Elliot Ross, ‘Animal (127)’, 2009, Aperture Foundation

This limited-edition print by San Francisco–based artist Elliot Ross is part of his series Animal. Intrigued by a portrait of his late cat, Ross wondered whether or not the cat consciously looked into the camera while the photograph was being taken. Ross then began to ask himself questions such as, "What was the cat thinking?" and "In what ways is the consciousness of an animal different from that of a human being?" As the artist states, "the title indicates this is the 127th in a series of photographs of animals. The animals are depicted without defined context, in a space where the figure has little if any background. I think this allows each image to be seen as an experience, as if we are encountering an individual of another species unexpectedly, coming upon it perhaps even in that most emotionally vulnerable of places: a dream. For similar reasons, I haven't used species names to identify them. And I haven't stated the locations at which they were photographed because each 'photographic record' is only the beginning of a much longer process, one involving a hands-on, drawing-like use of imaging software to apply ink to paper."

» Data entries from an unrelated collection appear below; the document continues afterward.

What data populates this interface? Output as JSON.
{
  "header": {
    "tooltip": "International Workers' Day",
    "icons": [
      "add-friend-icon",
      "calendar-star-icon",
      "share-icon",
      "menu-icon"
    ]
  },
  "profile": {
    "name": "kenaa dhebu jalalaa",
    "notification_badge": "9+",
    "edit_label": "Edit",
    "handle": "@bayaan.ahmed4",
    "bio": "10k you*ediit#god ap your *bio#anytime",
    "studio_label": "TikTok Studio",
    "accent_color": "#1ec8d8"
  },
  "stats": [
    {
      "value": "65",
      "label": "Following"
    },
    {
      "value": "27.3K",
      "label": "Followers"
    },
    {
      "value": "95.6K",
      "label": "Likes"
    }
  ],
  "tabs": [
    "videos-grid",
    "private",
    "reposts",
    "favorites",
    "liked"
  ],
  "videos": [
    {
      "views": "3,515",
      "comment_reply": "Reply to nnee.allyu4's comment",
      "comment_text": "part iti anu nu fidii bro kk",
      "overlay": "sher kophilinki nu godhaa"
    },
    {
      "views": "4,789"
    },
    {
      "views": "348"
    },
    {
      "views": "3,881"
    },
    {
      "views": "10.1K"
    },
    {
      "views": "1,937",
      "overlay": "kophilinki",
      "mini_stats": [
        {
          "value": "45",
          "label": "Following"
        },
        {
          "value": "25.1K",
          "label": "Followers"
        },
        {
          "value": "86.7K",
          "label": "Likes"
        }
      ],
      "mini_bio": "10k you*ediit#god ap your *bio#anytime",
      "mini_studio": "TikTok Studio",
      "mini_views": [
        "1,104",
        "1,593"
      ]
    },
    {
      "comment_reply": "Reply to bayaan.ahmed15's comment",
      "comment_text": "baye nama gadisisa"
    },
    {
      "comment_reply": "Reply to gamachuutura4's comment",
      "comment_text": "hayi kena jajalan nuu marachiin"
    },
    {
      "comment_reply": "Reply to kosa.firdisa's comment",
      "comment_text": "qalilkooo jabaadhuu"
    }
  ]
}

Going on to photograph animals from around the world, Ross creates images laden with emotion. In later discarding their environmental surroundings, and using an almost painterly approach in post-production, we are left with these beautifully isolated and powerful portraits.

Signature: Signed and numbered by the artist

About Elliot Ross

Inspired by a photograph of his late cat, San Francisco-based photographer Elliot Ross began creating images of animals in 2007. Each of these dramatic black-and-white portraits showcase a single, unidentified animal, stripped away from its settings and digitally manipulated to appear as though sculpted by light. Against a dark black background, the animals’ poses become exaggerated, allowing the viewer to focus on the individual animal, as well as specific gestures and expressions, as if looking at a portrait of a human. As such, the artist sees the work as a way to investigate what is unknowable about both the animal world and the human.

American, Chicago, Illinois, based in San Francisco, California